Wal-Mart pulls inflation debate down to earth
Fears of deflation in the United States have abated, to be replaced by worries rampant inflation could take hold. But the experience of Wal-Mart Stores, the world’s largest retailer, is a reminder that — for now — the battle on the ground is still against corrosive falling prices, not rising ones.
The retailer’s U.S. same-store sales in the quarter ending in January dropped 2 percent compared with a year earlier, largely due to price declines on food items and consumer electronics. This isn’t a new story for Wal-Mart. Deflation has dogged it for a year or more.
So much for America’s Main Street. Closer to the bailed-out halls of high finance, thoughts are turning to the dangers of inflation.

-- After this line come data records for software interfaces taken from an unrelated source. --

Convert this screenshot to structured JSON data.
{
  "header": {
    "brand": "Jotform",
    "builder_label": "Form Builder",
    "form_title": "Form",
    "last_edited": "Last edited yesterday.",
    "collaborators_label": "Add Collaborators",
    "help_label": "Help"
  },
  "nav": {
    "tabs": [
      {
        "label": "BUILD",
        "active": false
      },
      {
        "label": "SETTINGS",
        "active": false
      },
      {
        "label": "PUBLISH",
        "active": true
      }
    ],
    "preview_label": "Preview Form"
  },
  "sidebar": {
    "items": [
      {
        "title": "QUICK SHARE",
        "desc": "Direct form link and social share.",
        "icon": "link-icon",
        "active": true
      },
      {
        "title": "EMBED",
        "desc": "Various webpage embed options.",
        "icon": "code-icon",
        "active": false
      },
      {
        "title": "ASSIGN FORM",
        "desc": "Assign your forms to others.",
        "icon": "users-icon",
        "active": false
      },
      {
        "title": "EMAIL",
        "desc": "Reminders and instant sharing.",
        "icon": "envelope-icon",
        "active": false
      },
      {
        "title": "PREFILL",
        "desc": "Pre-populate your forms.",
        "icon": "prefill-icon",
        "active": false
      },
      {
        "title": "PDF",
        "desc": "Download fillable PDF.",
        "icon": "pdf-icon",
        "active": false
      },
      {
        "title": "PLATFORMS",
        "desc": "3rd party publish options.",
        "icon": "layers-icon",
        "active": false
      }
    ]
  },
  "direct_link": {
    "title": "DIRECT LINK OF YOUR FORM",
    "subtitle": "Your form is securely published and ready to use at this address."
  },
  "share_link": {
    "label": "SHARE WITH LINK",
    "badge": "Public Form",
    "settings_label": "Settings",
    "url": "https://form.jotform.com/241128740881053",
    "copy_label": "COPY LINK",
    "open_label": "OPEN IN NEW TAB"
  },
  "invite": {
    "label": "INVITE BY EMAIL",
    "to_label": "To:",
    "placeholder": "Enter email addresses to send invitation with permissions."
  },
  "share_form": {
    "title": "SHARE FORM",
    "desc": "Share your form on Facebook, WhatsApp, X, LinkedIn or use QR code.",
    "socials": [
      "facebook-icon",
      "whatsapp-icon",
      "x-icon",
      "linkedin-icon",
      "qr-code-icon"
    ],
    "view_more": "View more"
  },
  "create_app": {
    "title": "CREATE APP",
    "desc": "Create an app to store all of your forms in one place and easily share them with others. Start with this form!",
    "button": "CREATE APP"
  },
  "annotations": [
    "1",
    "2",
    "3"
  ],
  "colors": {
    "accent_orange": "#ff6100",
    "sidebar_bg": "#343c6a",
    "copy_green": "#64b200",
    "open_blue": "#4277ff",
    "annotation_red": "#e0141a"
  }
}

The broader economy escaped the feared deflationary spiral thanks in large part to the trillions of taxpayer dollars thrown at the financial system. But some fear that the stimulus and government borrowing could eventually fuel hyperinflation.
Thomas Hoenig, president of the Kansas City Federal Reserve — who dissented at the last Federal Open Market Committee meeting when interest rates were kept near zero — said recently that runaway prices aren’t outside the realm of possibility.
That doesn’t have to be inconsistent with what Wal-Mart had to say on Thursday. The company expects price declines to ease in the coming quarters, a trend that by definition would eventually flip into price rises. But the company’s report is a reminder that its customers are still suffering from high unemployment and a depressed housing market. With consumers in poor shape and new jobs scarce, one significant driver of inflation is missing.
That’s not to say inflation won’t pick up. Global stimulus efforts are boosting the prices of commodities, for instance. And Wal-Mart’s customers will eventually have more to spend. But if the retailer can be trusted as a consumer bellwether, serious inflationary pressure could be further off than the hawks expect.